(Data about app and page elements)
== Segment start ==
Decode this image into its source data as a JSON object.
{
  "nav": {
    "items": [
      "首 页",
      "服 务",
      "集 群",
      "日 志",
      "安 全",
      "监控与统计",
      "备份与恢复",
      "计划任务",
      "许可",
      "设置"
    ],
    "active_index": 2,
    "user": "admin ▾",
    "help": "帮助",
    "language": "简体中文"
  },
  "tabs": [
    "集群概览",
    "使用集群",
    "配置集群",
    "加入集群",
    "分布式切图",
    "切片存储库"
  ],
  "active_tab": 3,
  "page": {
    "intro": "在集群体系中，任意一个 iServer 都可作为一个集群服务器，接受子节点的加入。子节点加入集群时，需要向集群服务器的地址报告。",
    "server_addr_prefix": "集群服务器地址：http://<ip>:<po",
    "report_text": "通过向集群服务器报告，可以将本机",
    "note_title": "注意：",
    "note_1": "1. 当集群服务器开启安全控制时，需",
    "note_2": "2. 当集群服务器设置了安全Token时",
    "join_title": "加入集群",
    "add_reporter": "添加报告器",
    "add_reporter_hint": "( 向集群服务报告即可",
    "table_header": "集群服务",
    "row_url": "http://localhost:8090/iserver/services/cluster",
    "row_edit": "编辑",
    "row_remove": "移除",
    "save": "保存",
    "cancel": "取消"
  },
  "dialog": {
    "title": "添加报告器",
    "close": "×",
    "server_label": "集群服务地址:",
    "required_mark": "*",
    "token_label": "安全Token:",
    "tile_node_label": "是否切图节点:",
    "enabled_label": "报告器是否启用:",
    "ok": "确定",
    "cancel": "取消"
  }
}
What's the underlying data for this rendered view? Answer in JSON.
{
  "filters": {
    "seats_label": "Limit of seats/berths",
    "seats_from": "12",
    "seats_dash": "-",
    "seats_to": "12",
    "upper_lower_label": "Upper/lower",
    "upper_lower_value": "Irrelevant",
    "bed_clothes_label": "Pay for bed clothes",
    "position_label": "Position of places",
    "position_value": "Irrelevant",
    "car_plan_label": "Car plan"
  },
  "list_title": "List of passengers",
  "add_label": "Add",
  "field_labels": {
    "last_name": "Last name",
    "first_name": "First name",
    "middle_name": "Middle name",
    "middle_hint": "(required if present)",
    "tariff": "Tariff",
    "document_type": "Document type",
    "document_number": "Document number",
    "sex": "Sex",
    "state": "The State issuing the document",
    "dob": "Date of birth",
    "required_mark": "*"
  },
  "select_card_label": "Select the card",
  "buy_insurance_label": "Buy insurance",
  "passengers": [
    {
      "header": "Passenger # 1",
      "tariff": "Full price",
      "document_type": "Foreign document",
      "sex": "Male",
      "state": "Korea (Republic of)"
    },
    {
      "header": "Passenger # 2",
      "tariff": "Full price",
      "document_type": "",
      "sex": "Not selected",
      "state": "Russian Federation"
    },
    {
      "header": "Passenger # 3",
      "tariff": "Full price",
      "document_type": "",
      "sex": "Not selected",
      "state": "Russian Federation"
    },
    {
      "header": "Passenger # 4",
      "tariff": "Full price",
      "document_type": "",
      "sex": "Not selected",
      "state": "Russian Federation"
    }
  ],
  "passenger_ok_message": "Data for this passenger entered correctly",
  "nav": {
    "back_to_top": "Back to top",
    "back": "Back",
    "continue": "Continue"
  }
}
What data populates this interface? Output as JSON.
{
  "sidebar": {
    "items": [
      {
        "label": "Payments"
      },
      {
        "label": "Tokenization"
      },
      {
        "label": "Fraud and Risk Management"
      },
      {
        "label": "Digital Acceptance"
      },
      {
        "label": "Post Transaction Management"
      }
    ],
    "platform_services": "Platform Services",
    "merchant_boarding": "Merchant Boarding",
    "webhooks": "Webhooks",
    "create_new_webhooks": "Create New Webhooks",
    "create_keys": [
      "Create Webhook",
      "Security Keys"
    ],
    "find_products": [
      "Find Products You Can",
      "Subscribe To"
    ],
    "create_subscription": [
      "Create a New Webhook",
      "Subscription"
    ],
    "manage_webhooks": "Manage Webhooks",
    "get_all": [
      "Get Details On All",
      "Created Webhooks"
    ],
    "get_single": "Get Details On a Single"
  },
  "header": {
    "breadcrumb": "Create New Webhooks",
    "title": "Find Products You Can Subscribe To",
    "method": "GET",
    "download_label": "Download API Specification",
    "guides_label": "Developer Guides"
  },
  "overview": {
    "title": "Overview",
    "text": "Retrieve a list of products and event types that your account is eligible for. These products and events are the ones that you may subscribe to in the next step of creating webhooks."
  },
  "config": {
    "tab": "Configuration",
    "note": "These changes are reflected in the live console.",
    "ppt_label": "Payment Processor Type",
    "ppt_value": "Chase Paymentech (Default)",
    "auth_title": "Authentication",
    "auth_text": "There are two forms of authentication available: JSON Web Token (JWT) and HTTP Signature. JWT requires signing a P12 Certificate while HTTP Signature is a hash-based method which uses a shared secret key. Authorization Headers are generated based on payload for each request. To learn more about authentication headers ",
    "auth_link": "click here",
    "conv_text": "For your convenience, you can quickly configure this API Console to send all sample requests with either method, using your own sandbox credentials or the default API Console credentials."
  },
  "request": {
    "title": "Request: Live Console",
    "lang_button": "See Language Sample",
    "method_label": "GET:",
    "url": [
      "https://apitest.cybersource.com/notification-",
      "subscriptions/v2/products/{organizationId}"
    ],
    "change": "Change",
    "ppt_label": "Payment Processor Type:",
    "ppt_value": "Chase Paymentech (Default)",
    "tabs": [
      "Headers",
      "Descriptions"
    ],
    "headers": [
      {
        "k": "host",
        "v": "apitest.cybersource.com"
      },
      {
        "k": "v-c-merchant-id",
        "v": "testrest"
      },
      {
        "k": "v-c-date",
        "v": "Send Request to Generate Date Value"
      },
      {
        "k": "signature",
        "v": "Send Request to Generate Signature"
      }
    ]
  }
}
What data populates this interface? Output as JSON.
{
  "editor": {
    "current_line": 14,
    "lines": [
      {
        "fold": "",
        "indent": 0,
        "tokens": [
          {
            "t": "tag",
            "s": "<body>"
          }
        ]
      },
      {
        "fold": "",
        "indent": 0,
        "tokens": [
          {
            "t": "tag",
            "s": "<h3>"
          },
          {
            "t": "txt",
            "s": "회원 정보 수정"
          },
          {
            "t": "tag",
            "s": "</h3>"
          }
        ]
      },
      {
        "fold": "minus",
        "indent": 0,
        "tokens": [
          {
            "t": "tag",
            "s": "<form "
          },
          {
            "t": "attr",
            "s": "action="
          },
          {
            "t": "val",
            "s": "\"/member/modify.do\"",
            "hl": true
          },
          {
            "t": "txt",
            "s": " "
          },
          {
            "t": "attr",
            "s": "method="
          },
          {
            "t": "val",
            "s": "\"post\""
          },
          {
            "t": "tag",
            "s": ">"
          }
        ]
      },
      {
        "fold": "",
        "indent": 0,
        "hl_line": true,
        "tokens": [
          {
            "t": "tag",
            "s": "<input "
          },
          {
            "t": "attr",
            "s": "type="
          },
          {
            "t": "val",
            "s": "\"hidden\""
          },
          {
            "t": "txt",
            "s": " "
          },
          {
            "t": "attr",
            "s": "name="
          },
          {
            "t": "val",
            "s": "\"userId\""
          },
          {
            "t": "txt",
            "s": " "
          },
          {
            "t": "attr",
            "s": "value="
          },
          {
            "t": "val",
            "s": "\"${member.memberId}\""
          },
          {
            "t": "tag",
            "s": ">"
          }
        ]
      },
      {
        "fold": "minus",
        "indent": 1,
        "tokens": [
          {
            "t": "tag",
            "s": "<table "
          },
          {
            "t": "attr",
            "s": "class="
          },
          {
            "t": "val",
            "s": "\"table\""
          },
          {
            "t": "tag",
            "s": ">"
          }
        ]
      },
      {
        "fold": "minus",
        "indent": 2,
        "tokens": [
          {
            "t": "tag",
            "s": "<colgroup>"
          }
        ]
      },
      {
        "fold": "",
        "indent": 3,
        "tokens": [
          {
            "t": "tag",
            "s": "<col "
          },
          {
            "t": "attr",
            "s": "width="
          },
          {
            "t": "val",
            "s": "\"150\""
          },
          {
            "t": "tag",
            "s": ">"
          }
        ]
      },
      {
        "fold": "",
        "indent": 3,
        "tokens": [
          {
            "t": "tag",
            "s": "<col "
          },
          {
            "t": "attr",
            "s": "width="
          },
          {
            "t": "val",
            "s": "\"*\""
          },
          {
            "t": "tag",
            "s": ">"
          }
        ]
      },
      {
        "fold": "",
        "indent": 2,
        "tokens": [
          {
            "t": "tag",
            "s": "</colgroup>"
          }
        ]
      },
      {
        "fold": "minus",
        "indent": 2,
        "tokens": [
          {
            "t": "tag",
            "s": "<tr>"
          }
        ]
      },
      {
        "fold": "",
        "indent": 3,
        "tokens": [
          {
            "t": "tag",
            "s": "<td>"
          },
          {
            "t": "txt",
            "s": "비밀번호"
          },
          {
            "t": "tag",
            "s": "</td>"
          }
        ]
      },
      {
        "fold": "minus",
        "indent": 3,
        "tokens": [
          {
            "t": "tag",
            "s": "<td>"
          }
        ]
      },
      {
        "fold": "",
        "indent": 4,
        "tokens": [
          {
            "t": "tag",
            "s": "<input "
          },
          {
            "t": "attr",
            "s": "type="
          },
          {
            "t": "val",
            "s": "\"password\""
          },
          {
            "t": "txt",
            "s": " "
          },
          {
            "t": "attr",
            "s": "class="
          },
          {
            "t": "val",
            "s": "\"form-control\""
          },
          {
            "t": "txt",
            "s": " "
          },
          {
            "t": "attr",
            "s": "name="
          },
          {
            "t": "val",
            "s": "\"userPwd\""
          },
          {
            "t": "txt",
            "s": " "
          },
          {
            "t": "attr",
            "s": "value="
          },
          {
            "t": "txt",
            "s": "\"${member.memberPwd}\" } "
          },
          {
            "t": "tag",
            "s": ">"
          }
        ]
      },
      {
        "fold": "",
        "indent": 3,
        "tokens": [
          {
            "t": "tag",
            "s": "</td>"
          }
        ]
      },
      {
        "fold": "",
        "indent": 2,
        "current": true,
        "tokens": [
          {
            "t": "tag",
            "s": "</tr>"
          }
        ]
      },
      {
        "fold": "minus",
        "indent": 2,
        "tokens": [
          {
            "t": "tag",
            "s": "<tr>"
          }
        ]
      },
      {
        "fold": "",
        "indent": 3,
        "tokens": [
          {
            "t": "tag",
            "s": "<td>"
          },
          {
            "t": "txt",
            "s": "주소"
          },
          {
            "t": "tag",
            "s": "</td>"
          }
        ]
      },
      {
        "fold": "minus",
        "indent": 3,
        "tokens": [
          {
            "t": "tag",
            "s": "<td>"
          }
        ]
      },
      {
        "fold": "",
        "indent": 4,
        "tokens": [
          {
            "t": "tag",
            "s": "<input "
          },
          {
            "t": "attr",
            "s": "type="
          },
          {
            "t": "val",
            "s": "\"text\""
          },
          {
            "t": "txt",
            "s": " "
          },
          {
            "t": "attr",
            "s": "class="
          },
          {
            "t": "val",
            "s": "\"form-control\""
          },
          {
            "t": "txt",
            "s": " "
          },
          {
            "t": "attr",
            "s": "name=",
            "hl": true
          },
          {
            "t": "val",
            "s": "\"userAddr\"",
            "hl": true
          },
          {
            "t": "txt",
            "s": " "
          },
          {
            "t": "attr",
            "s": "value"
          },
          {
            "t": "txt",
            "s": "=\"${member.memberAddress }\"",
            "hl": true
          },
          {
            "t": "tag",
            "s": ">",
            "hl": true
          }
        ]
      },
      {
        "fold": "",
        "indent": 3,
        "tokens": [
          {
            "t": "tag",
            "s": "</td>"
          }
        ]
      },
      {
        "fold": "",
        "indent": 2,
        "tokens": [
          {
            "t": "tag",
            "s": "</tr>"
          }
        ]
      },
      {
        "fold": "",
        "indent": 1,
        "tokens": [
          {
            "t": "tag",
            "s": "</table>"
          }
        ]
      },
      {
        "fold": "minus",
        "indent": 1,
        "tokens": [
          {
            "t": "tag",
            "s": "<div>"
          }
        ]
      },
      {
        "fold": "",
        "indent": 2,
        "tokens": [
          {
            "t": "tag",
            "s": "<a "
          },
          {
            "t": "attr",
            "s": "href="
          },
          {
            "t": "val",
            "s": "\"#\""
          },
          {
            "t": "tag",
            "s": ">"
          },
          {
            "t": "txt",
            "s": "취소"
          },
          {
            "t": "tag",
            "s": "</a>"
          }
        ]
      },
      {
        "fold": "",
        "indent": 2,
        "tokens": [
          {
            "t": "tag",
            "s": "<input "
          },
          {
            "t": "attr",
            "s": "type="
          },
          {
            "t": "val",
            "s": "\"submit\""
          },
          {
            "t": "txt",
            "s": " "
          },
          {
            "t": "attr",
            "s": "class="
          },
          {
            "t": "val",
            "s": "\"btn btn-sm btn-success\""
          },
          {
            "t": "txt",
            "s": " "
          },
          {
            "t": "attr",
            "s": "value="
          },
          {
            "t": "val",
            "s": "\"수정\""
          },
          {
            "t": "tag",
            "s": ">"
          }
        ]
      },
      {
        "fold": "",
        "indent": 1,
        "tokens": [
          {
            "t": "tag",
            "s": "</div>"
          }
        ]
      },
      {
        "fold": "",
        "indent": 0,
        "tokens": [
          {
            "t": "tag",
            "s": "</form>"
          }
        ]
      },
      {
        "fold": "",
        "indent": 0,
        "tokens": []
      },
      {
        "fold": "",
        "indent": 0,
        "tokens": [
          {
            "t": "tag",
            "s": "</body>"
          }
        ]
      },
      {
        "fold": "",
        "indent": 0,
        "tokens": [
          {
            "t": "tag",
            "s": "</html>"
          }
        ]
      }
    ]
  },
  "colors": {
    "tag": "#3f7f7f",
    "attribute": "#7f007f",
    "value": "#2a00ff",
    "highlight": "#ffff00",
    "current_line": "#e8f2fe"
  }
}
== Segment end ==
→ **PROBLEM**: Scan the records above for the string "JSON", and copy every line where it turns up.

→ **FINAL ANSWER**:
Decode this image into its source data as a JSON object.
What's the underlying data for this rendered view? Answer in JSON.
What data populates this interface? Output as JSON.
    "auth_text": "There are two forms of authentication available: JSON Web Token (JWT) and HTTP Signature. JWT requires signing a P12 Certificate while HTTP Signature is a hash-based method which uses a shared secret key. Authorization Headers are generated based on payload for each request. To learn more about authentication headers ",
What data populates this interface? Output as JSON.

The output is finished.